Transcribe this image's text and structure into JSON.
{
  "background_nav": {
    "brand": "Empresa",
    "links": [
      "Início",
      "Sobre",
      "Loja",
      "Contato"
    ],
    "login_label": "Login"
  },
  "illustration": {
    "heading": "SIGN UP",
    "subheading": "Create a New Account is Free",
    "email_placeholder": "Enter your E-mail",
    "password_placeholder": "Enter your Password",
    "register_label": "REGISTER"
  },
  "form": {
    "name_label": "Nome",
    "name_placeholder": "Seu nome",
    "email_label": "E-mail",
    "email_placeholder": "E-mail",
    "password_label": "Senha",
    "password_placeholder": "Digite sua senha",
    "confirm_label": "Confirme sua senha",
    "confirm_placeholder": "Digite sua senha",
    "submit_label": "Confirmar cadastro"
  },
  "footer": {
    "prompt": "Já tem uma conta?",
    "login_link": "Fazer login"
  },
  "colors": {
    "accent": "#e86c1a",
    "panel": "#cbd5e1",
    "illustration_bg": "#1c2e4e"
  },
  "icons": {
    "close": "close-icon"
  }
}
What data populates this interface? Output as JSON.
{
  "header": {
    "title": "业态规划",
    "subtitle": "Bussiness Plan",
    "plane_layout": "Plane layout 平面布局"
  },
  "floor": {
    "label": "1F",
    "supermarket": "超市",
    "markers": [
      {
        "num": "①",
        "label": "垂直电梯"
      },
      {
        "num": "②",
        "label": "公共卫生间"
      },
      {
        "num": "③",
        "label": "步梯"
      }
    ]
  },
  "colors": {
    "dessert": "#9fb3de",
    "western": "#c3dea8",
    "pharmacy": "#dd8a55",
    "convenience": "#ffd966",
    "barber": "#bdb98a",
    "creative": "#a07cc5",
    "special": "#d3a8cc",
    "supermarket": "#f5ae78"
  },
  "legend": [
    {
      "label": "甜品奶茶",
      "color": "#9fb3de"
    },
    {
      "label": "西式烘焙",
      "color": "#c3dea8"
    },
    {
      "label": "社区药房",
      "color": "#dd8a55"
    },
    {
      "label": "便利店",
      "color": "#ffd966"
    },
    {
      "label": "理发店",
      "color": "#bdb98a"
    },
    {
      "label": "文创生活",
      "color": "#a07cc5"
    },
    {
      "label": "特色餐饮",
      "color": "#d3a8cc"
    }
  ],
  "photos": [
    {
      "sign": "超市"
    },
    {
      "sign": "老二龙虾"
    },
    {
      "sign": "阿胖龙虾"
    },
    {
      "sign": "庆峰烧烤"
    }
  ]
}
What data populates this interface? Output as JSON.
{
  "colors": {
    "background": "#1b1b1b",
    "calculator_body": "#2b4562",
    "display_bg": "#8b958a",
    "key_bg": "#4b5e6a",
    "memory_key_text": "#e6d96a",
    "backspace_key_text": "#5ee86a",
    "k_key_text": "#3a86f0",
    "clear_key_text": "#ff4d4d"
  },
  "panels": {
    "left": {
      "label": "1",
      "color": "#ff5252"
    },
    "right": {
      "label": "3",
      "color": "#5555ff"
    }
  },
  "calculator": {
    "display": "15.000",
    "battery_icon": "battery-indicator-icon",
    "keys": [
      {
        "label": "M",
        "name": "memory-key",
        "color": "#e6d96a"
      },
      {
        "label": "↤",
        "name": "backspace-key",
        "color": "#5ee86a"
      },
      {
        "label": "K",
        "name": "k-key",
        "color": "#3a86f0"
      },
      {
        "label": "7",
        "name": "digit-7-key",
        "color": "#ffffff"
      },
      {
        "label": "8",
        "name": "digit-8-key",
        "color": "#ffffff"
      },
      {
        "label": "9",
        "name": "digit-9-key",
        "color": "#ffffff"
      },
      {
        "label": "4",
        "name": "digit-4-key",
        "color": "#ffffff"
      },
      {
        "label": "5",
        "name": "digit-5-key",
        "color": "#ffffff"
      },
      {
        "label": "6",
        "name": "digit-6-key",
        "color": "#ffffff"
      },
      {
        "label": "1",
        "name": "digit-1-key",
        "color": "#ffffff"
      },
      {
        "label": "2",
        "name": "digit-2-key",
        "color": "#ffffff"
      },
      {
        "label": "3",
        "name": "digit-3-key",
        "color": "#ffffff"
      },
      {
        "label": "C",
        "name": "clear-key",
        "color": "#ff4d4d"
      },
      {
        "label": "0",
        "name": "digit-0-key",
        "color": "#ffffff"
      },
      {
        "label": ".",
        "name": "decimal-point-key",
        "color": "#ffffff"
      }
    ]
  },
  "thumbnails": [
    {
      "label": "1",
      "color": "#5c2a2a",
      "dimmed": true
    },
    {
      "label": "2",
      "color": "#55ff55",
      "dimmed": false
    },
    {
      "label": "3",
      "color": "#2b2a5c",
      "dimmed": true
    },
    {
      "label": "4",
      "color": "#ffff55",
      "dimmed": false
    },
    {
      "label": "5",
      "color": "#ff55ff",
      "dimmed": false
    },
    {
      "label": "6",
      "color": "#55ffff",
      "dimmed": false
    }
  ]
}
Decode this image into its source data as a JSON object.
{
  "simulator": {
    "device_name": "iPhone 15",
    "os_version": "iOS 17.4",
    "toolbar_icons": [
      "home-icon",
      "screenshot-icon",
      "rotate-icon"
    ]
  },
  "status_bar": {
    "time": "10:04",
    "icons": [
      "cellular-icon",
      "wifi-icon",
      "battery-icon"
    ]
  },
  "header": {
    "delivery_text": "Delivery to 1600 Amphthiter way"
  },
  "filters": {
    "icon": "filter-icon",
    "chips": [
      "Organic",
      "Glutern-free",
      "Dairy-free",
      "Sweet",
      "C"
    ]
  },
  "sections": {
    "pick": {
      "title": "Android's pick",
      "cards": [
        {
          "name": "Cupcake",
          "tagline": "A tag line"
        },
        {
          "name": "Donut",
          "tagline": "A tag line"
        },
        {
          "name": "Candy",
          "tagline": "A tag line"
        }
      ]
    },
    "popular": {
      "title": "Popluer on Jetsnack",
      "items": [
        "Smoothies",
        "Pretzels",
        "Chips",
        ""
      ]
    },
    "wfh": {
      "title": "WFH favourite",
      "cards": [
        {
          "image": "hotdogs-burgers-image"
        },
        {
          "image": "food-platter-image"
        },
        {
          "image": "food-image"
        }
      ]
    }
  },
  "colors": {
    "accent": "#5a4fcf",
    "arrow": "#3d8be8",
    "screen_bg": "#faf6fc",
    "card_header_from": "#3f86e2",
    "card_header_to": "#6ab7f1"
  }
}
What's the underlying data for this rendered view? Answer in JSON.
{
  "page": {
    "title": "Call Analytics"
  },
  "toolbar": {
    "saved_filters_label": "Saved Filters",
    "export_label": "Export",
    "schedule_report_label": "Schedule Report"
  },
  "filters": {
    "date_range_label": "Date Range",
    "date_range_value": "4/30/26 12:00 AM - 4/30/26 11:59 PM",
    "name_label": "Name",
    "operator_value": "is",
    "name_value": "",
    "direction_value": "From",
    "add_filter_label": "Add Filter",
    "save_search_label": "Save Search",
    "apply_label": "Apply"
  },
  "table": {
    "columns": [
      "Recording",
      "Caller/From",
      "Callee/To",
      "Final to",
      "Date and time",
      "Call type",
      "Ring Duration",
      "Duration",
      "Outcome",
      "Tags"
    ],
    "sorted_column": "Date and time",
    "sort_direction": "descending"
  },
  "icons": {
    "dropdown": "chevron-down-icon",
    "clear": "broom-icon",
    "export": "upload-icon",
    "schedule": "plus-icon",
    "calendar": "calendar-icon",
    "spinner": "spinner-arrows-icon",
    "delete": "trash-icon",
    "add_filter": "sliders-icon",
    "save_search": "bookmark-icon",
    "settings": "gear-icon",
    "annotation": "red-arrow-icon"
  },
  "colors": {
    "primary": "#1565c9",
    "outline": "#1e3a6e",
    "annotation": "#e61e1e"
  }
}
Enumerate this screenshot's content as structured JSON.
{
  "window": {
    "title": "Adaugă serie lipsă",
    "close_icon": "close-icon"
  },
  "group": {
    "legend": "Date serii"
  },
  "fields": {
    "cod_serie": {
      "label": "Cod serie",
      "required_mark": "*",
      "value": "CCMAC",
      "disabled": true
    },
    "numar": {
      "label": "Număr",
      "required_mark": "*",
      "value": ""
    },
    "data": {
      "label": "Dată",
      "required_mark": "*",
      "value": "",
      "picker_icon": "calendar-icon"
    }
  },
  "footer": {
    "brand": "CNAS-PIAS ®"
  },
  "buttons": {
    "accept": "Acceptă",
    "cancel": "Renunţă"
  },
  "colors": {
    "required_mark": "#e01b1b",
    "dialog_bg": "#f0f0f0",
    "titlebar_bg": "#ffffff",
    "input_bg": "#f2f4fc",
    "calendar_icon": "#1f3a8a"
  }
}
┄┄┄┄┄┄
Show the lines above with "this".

EXERCISE ANSWER:
Transcribe this image's text and structure into JSON.
What data populates this interface? Output as JSON.
What data populates this interface? Output as JSON.
Decode this image into its source data as a JSON object.
What's the underlying data for this rendered view? Answer in JSON.
Enumerate this screenshot's content as structured JSON.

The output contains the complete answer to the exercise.